[Stored items from a collection]
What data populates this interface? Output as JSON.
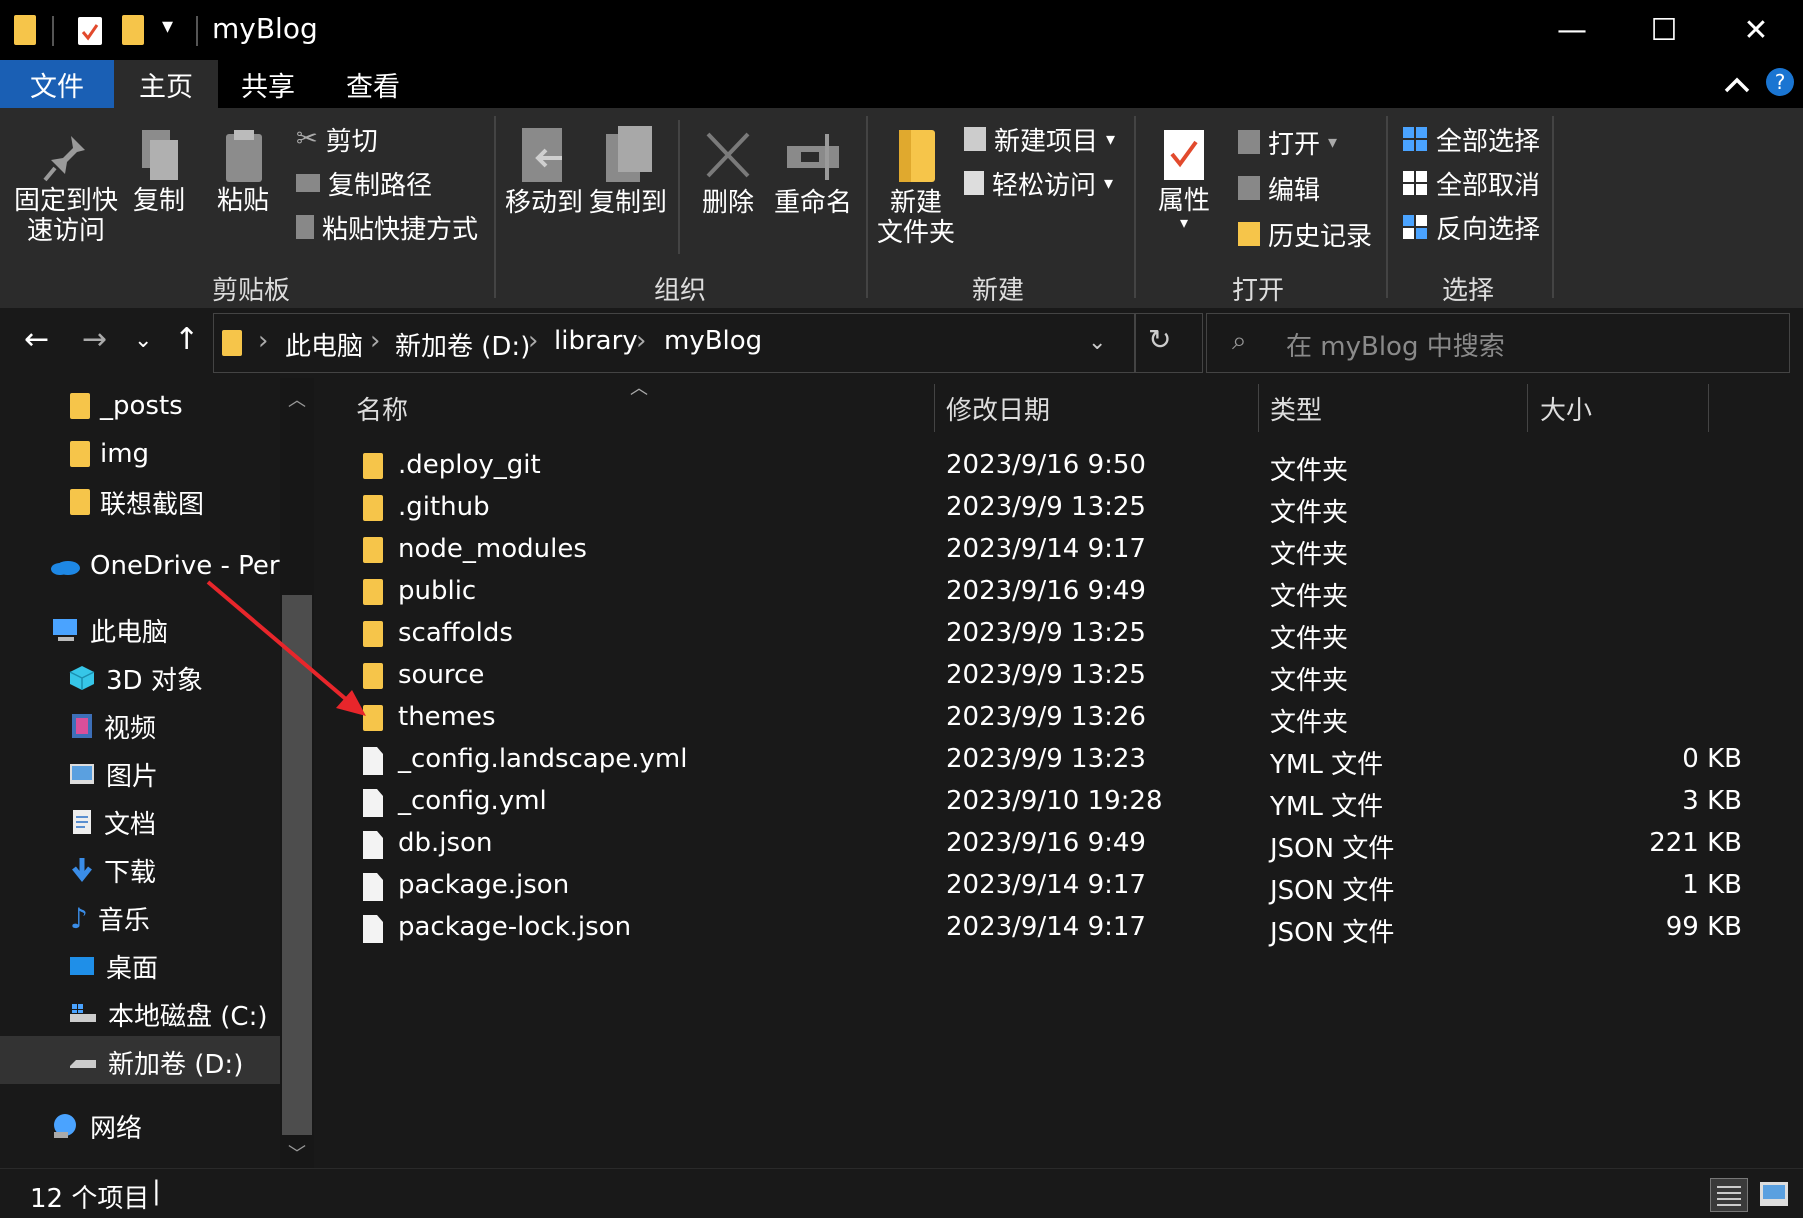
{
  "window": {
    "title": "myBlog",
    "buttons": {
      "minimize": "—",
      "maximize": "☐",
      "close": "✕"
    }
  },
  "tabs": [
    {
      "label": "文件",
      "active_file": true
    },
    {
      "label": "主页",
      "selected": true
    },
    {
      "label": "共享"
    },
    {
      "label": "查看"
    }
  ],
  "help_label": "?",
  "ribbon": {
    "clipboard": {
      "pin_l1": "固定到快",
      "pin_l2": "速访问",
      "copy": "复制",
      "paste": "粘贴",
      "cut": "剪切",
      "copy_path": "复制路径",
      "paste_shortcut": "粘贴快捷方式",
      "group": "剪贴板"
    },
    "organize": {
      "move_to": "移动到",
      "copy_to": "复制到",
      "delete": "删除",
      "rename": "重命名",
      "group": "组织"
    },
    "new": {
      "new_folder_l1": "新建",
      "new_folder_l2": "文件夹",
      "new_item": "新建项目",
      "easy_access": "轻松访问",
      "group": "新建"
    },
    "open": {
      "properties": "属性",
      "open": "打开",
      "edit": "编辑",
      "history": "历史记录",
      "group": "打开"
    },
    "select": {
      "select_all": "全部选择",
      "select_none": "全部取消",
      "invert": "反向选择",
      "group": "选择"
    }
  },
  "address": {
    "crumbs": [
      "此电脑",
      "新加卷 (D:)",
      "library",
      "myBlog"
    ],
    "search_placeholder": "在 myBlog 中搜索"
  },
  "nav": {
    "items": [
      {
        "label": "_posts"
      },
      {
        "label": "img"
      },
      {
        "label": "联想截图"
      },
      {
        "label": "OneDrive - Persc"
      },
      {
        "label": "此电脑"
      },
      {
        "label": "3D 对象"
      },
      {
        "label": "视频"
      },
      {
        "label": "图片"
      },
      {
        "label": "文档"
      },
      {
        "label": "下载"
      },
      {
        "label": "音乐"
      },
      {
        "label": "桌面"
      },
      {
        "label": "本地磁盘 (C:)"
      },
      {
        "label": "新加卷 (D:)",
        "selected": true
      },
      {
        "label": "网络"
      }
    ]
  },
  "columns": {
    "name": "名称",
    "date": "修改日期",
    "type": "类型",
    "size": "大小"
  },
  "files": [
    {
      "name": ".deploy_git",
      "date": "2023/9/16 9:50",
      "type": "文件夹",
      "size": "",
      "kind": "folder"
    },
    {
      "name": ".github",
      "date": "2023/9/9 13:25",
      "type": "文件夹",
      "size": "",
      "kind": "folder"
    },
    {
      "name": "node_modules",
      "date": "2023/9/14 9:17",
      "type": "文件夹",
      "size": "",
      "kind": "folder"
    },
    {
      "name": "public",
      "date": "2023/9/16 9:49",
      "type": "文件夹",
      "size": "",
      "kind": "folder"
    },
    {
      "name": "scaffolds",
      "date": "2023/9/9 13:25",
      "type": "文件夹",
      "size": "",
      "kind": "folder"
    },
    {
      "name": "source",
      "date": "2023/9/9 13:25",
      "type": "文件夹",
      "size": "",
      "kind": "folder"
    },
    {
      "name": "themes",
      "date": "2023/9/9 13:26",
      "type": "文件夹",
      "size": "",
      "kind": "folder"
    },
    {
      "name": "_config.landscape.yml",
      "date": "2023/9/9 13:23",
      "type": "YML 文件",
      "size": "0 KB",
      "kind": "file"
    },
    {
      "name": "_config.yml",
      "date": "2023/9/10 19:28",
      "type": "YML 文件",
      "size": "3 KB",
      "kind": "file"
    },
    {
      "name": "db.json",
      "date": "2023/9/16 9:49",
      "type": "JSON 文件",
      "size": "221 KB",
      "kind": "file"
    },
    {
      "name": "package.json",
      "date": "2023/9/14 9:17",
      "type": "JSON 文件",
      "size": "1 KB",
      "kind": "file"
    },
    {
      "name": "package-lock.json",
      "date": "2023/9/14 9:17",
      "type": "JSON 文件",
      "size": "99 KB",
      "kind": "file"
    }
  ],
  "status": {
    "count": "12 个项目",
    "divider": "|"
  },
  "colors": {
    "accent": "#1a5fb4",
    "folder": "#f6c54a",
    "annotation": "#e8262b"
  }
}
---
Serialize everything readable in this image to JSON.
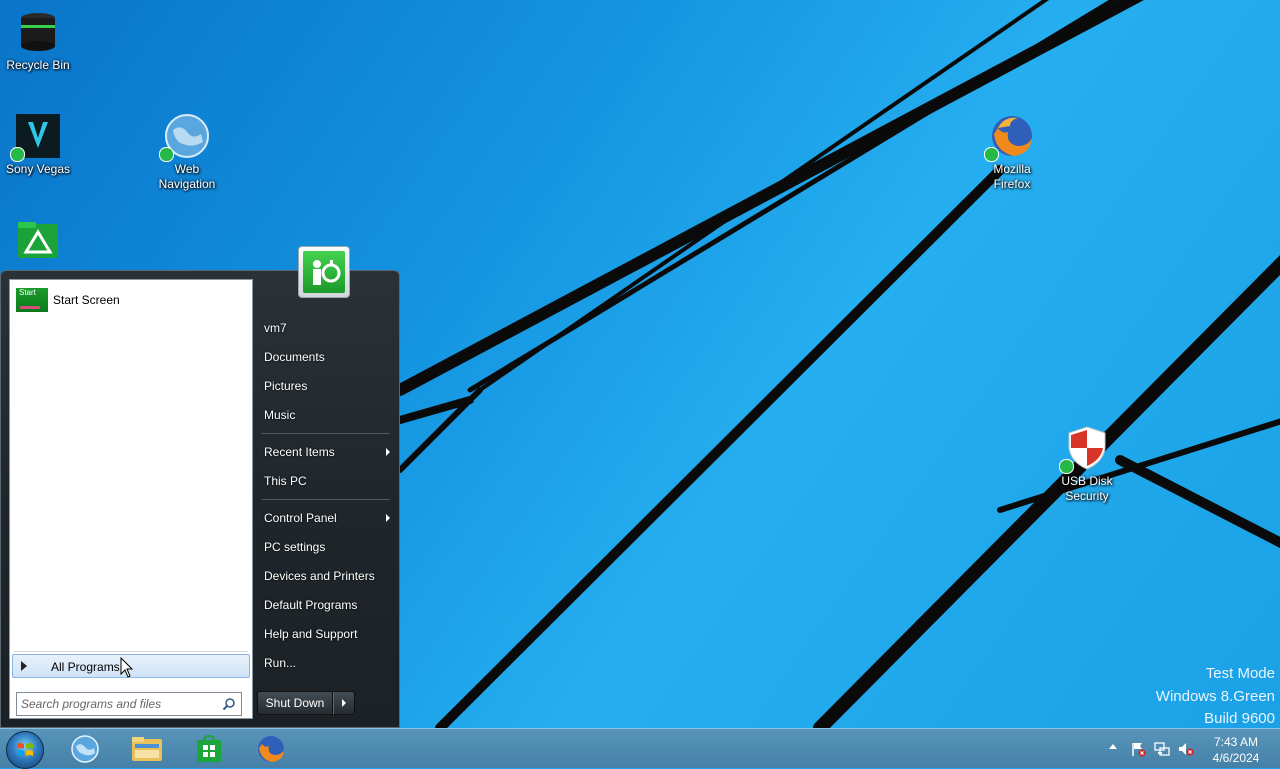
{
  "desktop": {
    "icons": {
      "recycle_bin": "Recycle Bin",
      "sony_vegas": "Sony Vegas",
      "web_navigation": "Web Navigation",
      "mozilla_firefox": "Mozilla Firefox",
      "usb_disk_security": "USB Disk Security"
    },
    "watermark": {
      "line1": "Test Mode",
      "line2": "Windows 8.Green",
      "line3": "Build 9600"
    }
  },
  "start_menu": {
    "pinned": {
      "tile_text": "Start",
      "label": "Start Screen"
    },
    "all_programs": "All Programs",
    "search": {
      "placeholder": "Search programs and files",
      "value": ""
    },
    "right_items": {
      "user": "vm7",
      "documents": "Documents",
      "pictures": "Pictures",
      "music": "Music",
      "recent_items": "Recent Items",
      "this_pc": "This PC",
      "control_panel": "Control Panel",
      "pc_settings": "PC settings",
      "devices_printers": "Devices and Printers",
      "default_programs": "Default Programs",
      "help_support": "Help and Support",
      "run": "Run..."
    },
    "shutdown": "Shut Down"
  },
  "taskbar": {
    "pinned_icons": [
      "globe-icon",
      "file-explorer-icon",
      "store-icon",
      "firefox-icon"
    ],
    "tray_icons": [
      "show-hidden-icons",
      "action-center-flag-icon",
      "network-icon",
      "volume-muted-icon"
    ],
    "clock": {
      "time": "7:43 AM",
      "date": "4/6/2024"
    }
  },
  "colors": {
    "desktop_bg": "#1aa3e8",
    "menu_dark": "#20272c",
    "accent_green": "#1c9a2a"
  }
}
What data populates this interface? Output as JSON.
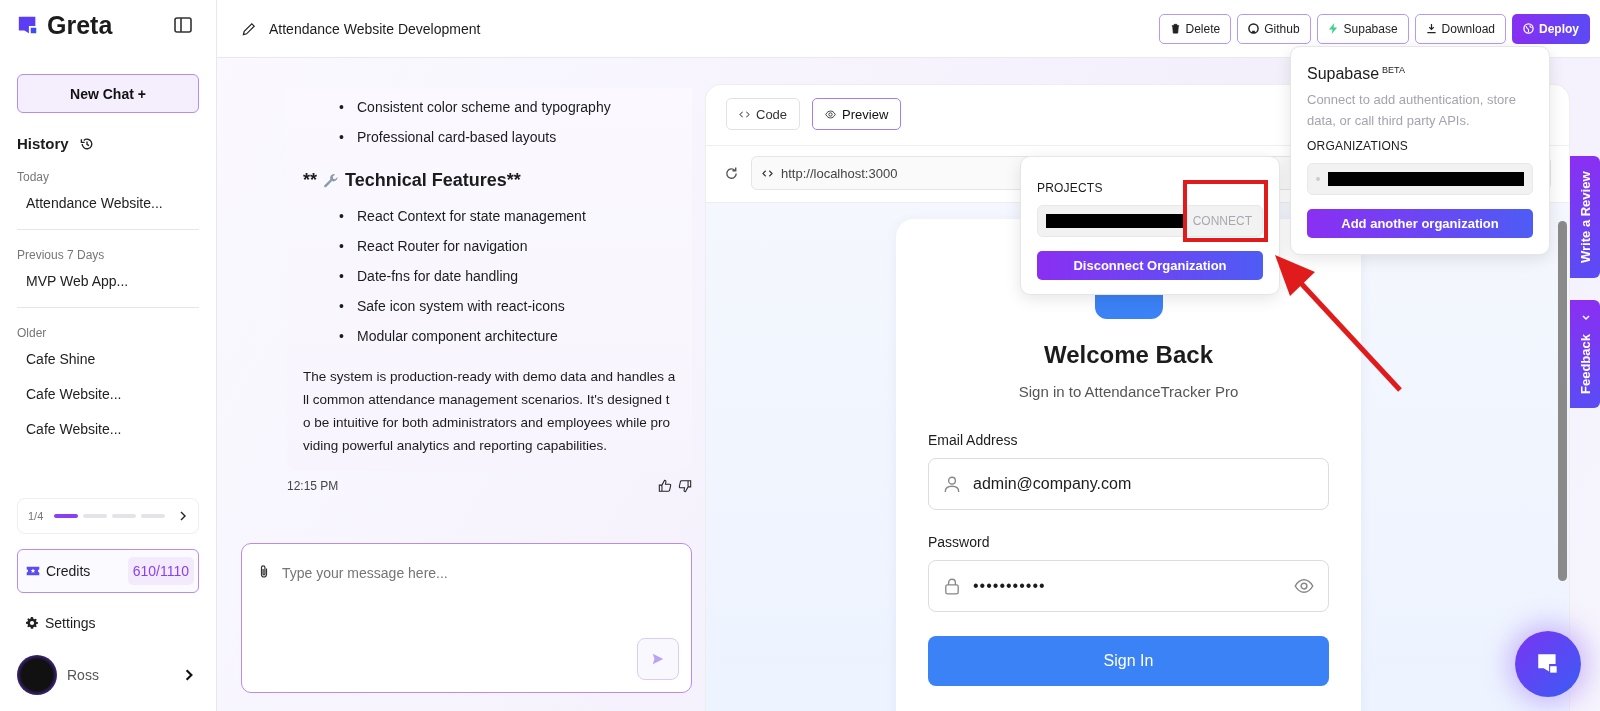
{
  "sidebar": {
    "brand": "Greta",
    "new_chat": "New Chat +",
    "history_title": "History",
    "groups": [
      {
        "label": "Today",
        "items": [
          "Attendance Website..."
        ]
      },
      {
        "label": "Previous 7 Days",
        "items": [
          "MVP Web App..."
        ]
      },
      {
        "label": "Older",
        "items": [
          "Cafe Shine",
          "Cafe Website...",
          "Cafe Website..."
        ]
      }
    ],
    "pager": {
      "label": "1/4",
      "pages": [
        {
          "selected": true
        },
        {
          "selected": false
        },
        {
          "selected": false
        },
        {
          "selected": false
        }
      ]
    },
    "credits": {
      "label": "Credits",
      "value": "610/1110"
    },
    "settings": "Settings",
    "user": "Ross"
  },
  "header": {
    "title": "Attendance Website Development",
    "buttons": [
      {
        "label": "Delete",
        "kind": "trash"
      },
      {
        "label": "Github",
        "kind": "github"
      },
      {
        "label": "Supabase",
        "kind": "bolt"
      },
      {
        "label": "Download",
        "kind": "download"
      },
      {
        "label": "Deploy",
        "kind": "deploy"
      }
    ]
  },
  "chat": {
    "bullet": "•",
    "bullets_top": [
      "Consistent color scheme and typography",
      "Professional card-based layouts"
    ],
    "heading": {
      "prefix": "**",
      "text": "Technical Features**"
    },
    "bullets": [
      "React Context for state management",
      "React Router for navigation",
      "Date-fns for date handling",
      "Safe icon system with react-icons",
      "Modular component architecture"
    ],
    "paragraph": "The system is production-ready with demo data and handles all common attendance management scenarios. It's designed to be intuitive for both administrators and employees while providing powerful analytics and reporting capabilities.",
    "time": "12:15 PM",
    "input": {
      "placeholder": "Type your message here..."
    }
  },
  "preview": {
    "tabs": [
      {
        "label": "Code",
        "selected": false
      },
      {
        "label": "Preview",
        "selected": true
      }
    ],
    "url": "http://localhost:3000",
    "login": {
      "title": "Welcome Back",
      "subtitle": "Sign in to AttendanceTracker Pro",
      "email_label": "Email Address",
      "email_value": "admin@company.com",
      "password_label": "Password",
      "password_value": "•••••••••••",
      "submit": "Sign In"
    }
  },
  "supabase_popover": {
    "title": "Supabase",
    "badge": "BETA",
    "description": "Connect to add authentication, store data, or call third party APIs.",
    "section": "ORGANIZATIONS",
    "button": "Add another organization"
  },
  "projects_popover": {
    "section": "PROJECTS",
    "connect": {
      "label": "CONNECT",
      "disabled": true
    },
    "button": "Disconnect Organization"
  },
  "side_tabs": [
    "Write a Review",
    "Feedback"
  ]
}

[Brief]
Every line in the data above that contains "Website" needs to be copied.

[Task result]
          "Attendance Website..."
          "Cafe Website...",
          "Cafe Website..."
    "title": "Attendance Website Development",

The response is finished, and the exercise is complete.